The Tony Awards were presented this week and, to nobody’s surprise, Hamilton took home 11 awards; but it may surprise you to learn that Lin-Manuel Miranda’s Broadway behemoth musical was based on a book. Yes, Miranda ingeniously diversified the story, but the original source material was Pulitzer Prize-winning author Ron Chernow’s 2005 biography, Alexander Hamilton.
According to the New York Times Art Beat blog, Miranda read the book on vacation in Mexico and was quickly inspired to adapt the story.
Hamilton is just one in a long line of musicals that can trace their origin story back to booksellers’ shelves. It might seem strange to turn a biography or a work of fiction into a successful Broadway musical but Hamilton certainly wasn’t the first, and will likely not be the last. Take a look at the origin stories of these other great stage performances—and fingers crossed for a Fifty Shades of Grey musical.
Alice Walker’s landmark tale of a group of Southern black women in the 1930s had already been adapted into a Academy Award-winning movie before the movie’s star, Oprah Winfrey, helped bring it to the stage. The musical premiered in 2005 and was revived in 2015.
Les Mis is probably better-known as the long-running West End musical than it is a novel by Victor Hugo, but such is how the tale of class, honor and rebellion started after first being published in 1862. It also achieved triple-threat status when released as its most successful movie version—yes, a musical—in 2012.
Spunky and resilient Matilda Wormwood gets the stage she deserves to stand up to awful Mrs. Trunchbull and her neglectful parents. Matilda debuted on stage in London’s West End, hit Broadway in 2013, and has been going strong ever since.
The original neglected waif (see also: Les Mis, Matilda), Oliver!, based on Charles Dickens’ Oliver Twist, has been a theater mainstay since it debuted in England nearly 50 years ago. As evidenced by the exclamation mark, the stage version is a bit less gritty than the 1838 novel that tells the tale of a vulnerable young orphan thrown out of a horrible London workhouse to make his way in the equally terrible streets.

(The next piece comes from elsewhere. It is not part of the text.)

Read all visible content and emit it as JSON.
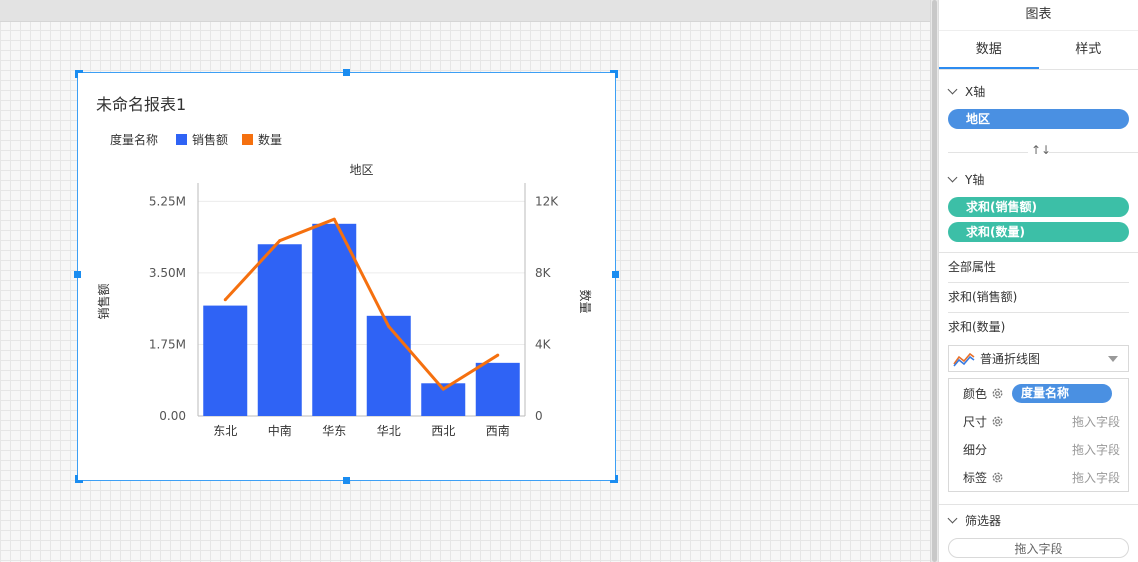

The untold story of the witches of Oz translated very nicely from book to stage. Based on the 1995 retelling of the Wizard of Oz, Wicked: The Life and Times of the Wicked Witch of the West by Gregory Maguire lets us see Oz from the witches’ point of view, before the house lands on top of one of them. Wicked is one of the most-performed musicals on Broadway, and a popular touring production as well.
This mainstay of high school gymnasiums and bar mitzvahs the world over actually began as a series of stories called Tevye’s Daughters, by humorist Sholem Aleichem. Baffled by his seven daughters, Tevye just wants them all to grow up happy and marry well. Easier said than done.
So, what books would you like to see translated to the stage? Let us know in the comments below!